## Your goal
Whenever a line in the listing contains "text", copy that line.

※ ※ ※

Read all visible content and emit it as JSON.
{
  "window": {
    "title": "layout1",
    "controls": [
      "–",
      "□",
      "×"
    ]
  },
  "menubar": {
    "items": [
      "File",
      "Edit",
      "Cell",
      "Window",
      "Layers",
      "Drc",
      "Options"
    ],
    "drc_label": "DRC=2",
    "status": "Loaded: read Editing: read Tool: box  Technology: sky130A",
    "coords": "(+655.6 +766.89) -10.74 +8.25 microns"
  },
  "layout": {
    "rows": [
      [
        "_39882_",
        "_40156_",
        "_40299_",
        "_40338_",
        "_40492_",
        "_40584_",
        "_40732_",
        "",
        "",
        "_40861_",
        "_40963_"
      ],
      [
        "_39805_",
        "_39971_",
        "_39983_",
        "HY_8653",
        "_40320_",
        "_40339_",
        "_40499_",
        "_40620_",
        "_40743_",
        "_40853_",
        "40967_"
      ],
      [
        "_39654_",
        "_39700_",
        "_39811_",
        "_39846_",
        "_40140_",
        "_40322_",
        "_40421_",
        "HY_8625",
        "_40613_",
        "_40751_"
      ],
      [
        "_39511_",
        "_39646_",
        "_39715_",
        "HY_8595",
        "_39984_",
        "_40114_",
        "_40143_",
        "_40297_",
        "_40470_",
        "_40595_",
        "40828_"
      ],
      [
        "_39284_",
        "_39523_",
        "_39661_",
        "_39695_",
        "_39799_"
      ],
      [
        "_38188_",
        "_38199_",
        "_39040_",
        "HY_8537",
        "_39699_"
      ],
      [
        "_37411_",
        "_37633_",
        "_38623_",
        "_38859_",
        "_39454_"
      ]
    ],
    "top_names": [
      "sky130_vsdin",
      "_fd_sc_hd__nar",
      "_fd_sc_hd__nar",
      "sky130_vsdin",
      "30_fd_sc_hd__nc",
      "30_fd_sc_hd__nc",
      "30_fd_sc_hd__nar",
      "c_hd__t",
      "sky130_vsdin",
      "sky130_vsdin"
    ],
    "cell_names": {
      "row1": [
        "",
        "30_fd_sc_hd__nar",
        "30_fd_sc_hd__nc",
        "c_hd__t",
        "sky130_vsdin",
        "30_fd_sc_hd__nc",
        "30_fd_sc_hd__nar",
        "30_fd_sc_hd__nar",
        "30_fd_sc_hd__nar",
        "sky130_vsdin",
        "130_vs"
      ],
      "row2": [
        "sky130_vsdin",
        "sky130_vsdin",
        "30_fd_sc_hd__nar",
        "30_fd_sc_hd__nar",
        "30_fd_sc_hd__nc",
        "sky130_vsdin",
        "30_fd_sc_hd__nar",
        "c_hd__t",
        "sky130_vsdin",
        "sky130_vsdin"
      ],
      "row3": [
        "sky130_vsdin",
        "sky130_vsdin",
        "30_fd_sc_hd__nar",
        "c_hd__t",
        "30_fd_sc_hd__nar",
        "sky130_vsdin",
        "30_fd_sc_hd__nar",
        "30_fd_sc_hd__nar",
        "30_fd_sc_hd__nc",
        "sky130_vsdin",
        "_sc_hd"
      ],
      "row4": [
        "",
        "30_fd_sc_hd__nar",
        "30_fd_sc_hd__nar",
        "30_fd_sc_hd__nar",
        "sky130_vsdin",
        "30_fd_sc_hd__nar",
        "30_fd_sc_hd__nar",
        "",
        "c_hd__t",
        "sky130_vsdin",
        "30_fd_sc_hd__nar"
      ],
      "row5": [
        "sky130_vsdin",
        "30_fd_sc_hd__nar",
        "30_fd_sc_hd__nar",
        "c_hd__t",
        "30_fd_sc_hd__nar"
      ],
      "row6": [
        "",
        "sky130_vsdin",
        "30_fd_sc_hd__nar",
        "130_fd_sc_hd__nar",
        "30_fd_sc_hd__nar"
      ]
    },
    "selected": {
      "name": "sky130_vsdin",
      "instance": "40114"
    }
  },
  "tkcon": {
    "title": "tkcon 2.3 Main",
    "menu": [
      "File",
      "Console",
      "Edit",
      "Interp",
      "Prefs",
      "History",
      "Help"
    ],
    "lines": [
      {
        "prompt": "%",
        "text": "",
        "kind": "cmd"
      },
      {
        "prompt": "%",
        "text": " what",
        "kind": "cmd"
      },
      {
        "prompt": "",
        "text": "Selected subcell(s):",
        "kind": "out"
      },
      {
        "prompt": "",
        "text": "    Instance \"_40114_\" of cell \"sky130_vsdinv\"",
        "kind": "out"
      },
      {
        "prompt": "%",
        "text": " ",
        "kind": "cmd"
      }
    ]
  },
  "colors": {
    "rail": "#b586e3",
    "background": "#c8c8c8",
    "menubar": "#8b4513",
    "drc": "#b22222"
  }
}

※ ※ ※

## Task result
        "text": "",
        "text": " what",
        "text": "Selected subcell(s):",
        "text": "    Instance \"_40114_\" of cell \"sky130_vsdinv\"",
        "text": " ",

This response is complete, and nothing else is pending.